* REQUIRED ACTION *
Search the records for the string "Audio" and copy every line in which it appears.
=====
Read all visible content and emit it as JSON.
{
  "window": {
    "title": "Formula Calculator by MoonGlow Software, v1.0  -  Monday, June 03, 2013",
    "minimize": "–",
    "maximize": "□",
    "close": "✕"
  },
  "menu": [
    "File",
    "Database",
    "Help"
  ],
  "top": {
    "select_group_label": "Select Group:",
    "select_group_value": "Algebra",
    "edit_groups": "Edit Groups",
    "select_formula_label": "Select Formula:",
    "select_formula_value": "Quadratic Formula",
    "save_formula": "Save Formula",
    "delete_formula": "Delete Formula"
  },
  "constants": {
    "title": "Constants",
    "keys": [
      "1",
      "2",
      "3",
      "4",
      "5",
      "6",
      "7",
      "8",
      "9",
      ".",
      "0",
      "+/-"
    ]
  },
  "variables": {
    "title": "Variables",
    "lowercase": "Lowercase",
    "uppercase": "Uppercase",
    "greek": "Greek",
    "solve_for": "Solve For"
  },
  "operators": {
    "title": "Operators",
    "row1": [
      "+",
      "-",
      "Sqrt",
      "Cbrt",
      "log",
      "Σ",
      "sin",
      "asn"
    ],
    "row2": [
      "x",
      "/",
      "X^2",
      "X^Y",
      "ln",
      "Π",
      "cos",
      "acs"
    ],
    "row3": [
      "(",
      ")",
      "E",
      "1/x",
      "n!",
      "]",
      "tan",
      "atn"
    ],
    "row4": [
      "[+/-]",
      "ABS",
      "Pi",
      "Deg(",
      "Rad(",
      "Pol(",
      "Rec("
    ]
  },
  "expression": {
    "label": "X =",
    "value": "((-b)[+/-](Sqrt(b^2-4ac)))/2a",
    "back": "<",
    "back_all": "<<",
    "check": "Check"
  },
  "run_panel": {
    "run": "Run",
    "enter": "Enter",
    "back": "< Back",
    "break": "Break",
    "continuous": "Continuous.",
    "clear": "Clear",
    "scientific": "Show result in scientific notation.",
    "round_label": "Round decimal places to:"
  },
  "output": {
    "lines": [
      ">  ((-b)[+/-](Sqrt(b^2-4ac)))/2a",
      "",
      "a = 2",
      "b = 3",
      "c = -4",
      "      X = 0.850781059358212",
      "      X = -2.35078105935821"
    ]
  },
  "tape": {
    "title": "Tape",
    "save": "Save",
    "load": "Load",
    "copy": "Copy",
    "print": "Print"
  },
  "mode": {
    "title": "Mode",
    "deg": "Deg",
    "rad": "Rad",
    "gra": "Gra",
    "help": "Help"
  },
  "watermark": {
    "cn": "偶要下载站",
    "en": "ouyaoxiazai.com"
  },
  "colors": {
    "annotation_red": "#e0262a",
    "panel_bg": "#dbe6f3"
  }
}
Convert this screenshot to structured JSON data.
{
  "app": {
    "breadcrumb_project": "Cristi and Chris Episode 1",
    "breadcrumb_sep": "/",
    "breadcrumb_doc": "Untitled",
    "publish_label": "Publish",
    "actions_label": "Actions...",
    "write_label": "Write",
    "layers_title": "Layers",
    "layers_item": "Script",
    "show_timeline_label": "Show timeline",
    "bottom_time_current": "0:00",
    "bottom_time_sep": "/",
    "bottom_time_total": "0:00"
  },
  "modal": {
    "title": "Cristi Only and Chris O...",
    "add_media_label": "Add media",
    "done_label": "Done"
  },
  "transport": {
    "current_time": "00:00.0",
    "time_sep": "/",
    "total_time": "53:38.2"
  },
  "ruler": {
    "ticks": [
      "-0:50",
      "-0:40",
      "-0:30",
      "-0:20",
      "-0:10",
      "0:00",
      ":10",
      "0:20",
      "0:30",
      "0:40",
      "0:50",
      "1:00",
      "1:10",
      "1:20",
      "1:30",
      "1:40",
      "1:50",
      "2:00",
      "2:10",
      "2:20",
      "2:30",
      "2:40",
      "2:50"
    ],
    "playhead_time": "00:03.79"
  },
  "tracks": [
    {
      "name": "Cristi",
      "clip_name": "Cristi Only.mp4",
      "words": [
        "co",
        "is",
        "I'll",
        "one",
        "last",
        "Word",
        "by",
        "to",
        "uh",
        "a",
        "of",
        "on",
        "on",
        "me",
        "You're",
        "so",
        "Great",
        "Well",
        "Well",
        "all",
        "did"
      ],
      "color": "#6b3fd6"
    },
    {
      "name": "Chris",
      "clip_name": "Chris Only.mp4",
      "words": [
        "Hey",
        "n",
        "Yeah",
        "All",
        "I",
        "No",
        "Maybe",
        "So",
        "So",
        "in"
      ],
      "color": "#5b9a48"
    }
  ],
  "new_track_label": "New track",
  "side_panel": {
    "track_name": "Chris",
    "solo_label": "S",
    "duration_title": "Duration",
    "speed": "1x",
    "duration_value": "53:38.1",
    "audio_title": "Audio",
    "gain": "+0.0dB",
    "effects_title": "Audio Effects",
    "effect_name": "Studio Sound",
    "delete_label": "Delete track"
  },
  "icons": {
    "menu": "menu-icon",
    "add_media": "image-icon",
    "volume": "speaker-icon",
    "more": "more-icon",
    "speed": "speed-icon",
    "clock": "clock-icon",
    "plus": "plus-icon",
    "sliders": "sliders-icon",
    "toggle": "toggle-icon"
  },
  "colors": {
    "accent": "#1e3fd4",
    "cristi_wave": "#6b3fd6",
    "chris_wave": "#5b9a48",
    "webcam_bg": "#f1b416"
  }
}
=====
* SOLUTION *
    "audio_title": "Audio",
    "effects_title": "Audio Effects",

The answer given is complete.